+++ Records for the task +++

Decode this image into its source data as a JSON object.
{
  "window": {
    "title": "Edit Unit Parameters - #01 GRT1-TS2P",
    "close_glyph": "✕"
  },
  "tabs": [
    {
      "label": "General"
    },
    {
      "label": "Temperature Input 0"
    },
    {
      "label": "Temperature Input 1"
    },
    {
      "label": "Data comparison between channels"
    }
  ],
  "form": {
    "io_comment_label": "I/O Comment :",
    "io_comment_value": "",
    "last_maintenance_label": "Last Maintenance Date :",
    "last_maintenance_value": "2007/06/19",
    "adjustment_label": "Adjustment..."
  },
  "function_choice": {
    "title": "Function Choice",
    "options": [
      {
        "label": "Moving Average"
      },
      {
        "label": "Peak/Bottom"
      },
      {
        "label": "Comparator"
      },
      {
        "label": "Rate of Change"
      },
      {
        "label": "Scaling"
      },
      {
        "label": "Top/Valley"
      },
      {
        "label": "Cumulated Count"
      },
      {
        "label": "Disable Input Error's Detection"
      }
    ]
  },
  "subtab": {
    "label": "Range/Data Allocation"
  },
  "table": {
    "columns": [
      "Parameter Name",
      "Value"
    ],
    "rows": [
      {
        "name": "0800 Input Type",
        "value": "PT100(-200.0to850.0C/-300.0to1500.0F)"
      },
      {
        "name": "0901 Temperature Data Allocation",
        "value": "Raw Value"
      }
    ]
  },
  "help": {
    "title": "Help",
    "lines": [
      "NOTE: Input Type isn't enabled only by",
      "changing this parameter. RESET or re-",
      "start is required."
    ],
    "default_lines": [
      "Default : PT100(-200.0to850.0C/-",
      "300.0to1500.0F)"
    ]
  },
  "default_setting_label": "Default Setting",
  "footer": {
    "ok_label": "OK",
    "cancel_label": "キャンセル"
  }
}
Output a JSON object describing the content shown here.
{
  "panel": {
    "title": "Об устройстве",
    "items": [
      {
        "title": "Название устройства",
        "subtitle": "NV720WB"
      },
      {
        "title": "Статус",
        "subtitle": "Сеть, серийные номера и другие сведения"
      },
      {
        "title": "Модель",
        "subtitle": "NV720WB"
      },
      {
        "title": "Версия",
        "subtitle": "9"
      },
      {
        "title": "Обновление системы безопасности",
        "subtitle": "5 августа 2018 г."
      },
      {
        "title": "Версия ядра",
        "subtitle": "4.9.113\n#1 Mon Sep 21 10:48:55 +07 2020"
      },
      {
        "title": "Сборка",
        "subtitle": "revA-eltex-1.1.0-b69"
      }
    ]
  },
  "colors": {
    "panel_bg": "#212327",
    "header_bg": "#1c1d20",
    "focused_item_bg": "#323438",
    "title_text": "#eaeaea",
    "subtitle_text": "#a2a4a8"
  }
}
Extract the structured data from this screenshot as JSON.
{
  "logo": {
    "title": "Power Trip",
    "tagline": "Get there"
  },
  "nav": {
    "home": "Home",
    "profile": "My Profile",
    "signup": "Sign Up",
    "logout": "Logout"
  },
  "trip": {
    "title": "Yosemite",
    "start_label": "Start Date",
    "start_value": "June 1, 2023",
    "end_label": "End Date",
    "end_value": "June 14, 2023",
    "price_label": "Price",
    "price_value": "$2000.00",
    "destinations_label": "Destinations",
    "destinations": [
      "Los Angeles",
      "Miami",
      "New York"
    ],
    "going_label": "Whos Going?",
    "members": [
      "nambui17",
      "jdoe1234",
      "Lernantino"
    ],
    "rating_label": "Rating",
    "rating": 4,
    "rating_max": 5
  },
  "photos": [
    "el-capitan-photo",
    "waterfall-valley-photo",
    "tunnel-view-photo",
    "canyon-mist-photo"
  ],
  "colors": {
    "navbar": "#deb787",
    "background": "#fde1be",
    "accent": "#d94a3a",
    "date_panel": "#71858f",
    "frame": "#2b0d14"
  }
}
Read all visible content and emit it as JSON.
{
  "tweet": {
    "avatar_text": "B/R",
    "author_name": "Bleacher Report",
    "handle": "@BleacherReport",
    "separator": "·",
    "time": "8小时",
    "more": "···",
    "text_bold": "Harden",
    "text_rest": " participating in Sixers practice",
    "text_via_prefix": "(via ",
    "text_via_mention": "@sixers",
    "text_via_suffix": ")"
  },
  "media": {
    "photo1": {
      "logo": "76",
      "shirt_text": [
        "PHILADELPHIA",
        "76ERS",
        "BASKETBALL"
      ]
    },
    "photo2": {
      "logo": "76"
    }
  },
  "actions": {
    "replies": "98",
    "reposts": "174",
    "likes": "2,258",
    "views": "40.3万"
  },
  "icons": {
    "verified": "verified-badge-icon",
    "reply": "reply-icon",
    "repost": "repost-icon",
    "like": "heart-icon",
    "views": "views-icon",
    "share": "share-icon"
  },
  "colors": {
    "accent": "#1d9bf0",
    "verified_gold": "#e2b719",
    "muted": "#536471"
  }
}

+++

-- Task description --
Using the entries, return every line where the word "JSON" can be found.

-- Answer for the task --
Decode this image into its source data as a JSON object.
Output a JSON object describing the content shown here.
Extract the structured data from this screenshot as JSON.
Read all visible content and emit it as JSON.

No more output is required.